How did it feel to be contributing your “bit” to what is a multidisciplinary performance, and what kind of role would you say sound and music plays in ‘Verbi’?

I mostly work in multi-disciplinary teams. I like to explore other forms of art and learn about other art forms, then see what I can bring on the table. ‘Verbi’ being about action, is a very physical performance, so it’s not very difficult to include sound and music to it. Walking, eating, speaking, breathing and having sex… most of our actions make sound, some loud and some quiet, some more and some less interesting than others.

Having been away from Malta for some years now, how do you view your own previous output in the local scene? On a similar note, are there any projects, initiatives and/or individuals that you think are doing interesting work on the island right now?
I think I did my fair share of output for the Maltese scene, and there’ll be more in the future for sure. I think the most particular thing I did was doing much of it in the Maltese language. Projects I’ve been heavily involved in such as Brikkuni, No Bling Show and also my own solo output have all been very particular about using Maltese language, which I think, if you are Maltese you should do.

I listen to Nigerian Afro-Beat bands, and French Hip-hop, and although I don’t understand the language they are much more interesting than if they would be singing in English, that’s for sure. The use of language in itself is an art, and I believe the Maltese are best in the art of Maltese.
From afar, the scene in Malta looks like it’s flourishing.

There’s festivals being born, artists uniting, and events getting better curation (I saw that one of my favourite Italian artists, Vinicio Capossella played at the Notte Bianca this year). I also think that the Maltese have broadened their horizons. They don’t think of themselves only as Maltese but as part of the global artist community. This is probably the first generation to grow as part of the European Union and the younger Maltese artists and organisations are doing very well at it.

In the sound/music scene I like the work of Electronic Music Malta and Malta Sound Women Network. Great work for improving the Maltese scene for generations to come.

Could you tell us a little bit about your career trajectory in Scotland? What advice would you give to local creatives hoping to make it abroad?

I came to Scotland to work with Rockstar Games, in the Audio Department for Grand Theft Auto and Red Dead Redemption. Red Dead Redemption, which was released last month, is already considered one of the best games ever made, so I’m very humbled to have even worked on it. I also met with a lot of creatives in Rockstar and Edinburgh, who are now obviously some of my best friends and have travelled around Europe creating interactive installations and audio software with them. I now have my own audio company, Signum Audio in Edinburgh.

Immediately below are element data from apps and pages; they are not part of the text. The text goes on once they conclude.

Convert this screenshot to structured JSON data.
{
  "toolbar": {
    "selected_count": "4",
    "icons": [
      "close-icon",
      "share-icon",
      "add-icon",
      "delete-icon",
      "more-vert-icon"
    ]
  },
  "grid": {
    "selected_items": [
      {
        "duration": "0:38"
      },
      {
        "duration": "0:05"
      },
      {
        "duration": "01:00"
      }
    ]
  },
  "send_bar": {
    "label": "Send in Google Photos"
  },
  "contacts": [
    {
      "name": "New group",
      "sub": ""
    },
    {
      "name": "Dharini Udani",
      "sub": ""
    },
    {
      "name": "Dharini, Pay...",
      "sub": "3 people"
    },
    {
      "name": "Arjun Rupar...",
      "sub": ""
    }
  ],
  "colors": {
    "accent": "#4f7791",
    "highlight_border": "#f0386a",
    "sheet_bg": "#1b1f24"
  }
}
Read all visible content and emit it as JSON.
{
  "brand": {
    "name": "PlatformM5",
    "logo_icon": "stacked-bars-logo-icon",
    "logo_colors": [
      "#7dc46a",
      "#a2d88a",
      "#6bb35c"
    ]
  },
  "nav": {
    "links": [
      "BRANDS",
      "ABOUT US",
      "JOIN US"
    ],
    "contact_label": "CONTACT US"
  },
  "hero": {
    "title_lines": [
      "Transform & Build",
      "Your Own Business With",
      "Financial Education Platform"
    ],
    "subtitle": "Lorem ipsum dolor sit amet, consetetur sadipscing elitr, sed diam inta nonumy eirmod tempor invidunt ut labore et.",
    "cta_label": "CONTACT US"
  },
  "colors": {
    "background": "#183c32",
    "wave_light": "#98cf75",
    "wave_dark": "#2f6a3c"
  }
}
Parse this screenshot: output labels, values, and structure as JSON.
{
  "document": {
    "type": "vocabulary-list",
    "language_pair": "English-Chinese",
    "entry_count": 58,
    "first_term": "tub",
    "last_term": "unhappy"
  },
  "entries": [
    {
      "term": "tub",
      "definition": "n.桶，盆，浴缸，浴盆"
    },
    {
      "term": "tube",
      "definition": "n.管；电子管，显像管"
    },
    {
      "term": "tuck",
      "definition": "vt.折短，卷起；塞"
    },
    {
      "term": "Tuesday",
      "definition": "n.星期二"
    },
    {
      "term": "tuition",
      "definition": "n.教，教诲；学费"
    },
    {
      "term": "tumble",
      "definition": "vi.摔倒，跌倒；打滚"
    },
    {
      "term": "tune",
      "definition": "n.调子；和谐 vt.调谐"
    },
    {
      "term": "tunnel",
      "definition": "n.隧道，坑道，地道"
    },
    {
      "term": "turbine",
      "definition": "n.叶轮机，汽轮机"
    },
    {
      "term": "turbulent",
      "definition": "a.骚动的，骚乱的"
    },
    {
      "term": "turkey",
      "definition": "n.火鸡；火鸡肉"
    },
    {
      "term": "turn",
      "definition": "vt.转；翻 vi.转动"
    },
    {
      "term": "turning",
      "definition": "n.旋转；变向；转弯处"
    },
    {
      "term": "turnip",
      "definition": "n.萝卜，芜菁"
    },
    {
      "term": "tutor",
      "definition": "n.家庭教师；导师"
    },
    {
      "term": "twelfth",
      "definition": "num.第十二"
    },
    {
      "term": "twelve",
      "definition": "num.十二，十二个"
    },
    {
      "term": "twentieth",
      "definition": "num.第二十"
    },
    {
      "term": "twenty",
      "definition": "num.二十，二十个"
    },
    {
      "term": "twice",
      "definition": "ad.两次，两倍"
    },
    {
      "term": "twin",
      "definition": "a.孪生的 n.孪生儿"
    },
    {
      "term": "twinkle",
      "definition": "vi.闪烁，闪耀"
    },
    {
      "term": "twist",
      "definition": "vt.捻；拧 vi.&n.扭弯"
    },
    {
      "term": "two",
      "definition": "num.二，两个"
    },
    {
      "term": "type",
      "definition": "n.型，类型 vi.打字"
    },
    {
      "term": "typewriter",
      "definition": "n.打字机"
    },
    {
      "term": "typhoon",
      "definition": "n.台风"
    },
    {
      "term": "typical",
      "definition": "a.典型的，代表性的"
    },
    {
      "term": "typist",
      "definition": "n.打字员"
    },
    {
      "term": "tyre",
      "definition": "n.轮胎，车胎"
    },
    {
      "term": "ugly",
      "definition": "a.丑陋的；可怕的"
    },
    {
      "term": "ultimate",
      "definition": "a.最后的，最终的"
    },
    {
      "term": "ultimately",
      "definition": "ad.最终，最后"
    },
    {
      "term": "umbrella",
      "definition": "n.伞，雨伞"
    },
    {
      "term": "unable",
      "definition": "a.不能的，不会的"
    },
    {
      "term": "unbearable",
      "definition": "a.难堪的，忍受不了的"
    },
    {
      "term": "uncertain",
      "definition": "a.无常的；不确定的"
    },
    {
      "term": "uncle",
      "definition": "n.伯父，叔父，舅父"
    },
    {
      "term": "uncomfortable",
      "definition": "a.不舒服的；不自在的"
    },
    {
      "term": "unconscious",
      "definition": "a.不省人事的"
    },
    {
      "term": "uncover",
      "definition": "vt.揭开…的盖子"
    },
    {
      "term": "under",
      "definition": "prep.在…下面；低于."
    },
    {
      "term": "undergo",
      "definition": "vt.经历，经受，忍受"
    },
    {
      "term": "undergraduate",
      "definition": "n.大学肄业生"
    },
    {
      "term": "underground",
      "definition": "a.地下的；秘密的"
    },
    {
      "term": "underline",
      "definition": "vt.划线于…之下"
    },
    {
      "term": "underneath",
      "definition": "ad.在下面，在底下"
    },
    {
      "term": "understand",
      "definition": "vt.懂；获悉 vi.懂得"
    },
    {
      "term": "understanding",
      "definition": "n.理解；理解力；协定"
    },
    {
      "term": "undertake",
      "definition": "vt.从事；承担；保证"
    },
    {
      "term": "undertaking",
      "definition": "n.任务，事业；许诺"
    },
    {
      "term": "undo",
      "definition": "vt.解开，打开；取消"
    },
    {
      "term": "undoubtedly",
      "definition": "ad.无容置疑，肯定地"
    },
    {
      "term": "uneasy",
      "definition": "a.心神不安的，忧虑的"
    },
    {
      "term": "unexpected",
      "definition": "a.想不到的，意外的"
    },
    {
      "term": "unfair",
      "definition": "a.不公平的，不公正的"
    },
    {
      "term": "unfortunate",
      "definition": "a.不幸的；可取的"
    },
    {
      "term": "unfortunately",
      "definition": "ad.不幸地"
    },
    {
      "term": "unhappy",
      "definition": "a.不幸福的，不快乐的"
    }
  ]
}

This year we organised The Edinburgh Festival Of Sound, which was a bit different then organising [local electronic music parties] Pudina, although similarly Moira Scicluna Zahra (who usually does the design for Pudina) did the design for The Edinburgh Festival of Sound and at the end of the night there was probably the same alcohol content in my bloodstream.

Danjeli Schembri
Danjeli Schembri

What is beautiful in our age, is that you are not really bound by borders when you are doing creative work, I work with people and companies from all over the world: the UK, USA, Switzerland, Germany, Poland, Netherlands, Belgium, Malta, the list goes on. I like working with different people from different countries, especially when I would be the first Maltese they would ever have met.

To the local creatives hoping to make it abroad, I would say that Malta is “abroad” if you come from anywhere which is not Malta… you’ll more or less face the same struggles wherever you go. Look at how you managed to make it in Malta, and you’ll probably manage to do it in another part of the world, or at least Europe.

If you want to discover what the scene is like in a different city just hop on a plane with a one-way ticket. If you don’t like it, you can always go back.

Verbi: mill-bieb ’il ġewwa will be staged at Valletta Contemporary, East Street, Valletta on December 7, 8 and 9 at 20:00.